Cupboard Love

From my vast experience of visiting private properties over the decades I can confirm that many of the most unexpected, but very pleasant, surprises from the appraisal of an house contents are discovered in the dark and forgotten recesses of kitchen cupboards (or pantries, sculleries and flower rooms of larger properties). They lie almost hidden in plain sight; so close as to be overlooked; half-heartedly abandoned; so little thought-of that they have not even been processed for donation or disposal in the past.

I for one am grateful for this wide-reaching human trait, because its legacy has brightened many a valuation exercise which otherwise would have proved disappointing for both me and my client. Learning early-on in my career that valuable nuggets could likely be unearthed and extracted from modest hidden corners prepared me to be circumspect, watchful and thorough in situations where others may have taken a more half-hearted approach to preparing valuation schedules.

Memories of reaching back past redundant, cracked and sticky crockery and drawing out rare and perfect gems by Clarice Cliff (condemned for being considered garish and tasteless), or solid silver table accessories (outmoded along with the dining etiquette which gave them original purpose), provide me with fresh appetite for investigation each time I’m asked to undertake valuations of antiques and chattels. Equally, for some people, the kitchen cupboard was utilised as the “perfect hiding place”, it’s very mundanity providing absolute security; jewellery and designated valuables have been squirreled away there purposefully, sometimes the secret dying with the consignor. We intrepid cupboard adventurers must be prepared for anything!

Cupboards, kitchen or otherwise, are there to be filled and most of us are guilty of having “shoved something to the back of a cupboard”, leaving it there to languish, out of sight, out of mind. I have observed results of such behaviour within branches of my own family when circumstances have necessitated houses to be emptied and sorted. A kitchen cupboard can be the resting place of items from early married culinary life, perhaps some pieces originally gifted by older generations which have subsequently been overtaken or updated, and never seen, let alone remembered as having ever been used, by subsequent generations. Then, as the years slip by, fashions and tastes change; appreciation returns and quite often, increased financial value with it.

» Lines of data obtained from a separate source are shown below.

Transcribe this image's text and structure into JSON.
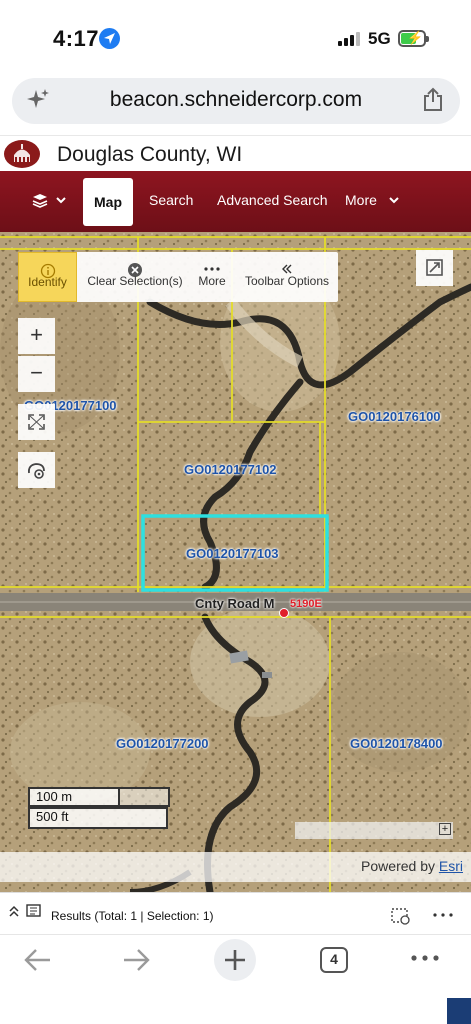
{
  "status_bar": {
    "time": "4:17",
    "network": "5G"
  },
  "browser": {
    "url": "beacon.schneidercorp.com",
    "tab_count": "4"
  },
  "site": {
    "county_title": "Douglas County, WI"
  },
  "nav": {
    "items": [
      {
        "label": "Map",
        "active": true
      },
      {
        "label": "Search"
      },
      {
        "label": "Advanced Search"
      },
      {
        "label": "More"
      }
    ]
  },
  "toolbar": {
    "identify": "Identify",
    "clear": "Clear Selection(s)",
    "more": "More",
    "options": "Toolbar Options"
  },
  "map_controls": {
    "zoom_in": "+",
    "zoom_out": "−"
  },
  "parcels": [
    {
      "id": "GO0120177100"
    },
    {
      "id": "GO0120176100"
    },
    {
      "id": "GO0120177102"
    },
    {
      "id": "GO0120177103",
      "selected": true
    },
    {
      "id": "GO0120177200"
    },
    {
      "id": "GO0120178400"
    }
  ],
  "road": {
    "name": "Cnty Road M",
    "address": "5190E"
  },
  "scale": {
    "metric": "100 m",
    "imperial": "500 ft"
  },
  "attribution": {
    "prefix": "Powered by ",
    "link": "Esri"
  },
  "results": {
    "summary": "Results (Total: 1 | Selection: 1)"
  },
  "colors": {
    "nav_brand": "#7d121b",
    "selection": "#2de0e0",
    "parcel_line": "#e4dc2a",
    "identify_active": "#f6d65a",
    "link": "#1f54a8"
  }
}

The places of sad abandonment translate to fortuitous safehouses, and valuers, auctioneers, collectors and specialists, are grateful for them! Stunning suites of crystal drinking glasses pushed to the farthest reaches conjure images of candlelit house parties: their fragility has made use more worry than enjoyment. Fine china is overlooked in preference for dish-washer-friendly materials. Silver and quality plated wares have to be polished and maintained: this used to be the important responsibility of domestic staff and in their absence, cleaning time is scarce – plus once shiny, precious metals are perhaps deemed too much of a security-risk to have on show these days. Yet equally, there is interest and demand for such quality pieces and the auction market remains strong for choice examples. Verified and qualified valuers can shed light on the contents of your dark cupboards; specialist auctioneers will be pleased to offer help and guidance regards the marketing and sale of what you have found.

Currently, with the population confined to home, we have the balanced equation: a static audience with time to fill, creatively emptying out cupboards, and captive valuers, such as me, dedicated to providing remote identification and valuations of items and objects via images and emails. A high-tech Spring-clean, as it were. TW Gaze auctions have merely been moth-balled and will be rescheduled as per the sales calendar (published on, as and when safety regulations are removed. Be prepared for their recommencement by having lots ready for entry. Research their values and marketability and plan for an appropriate auction. Complimentary valuations for sale by auction (being market value) are available from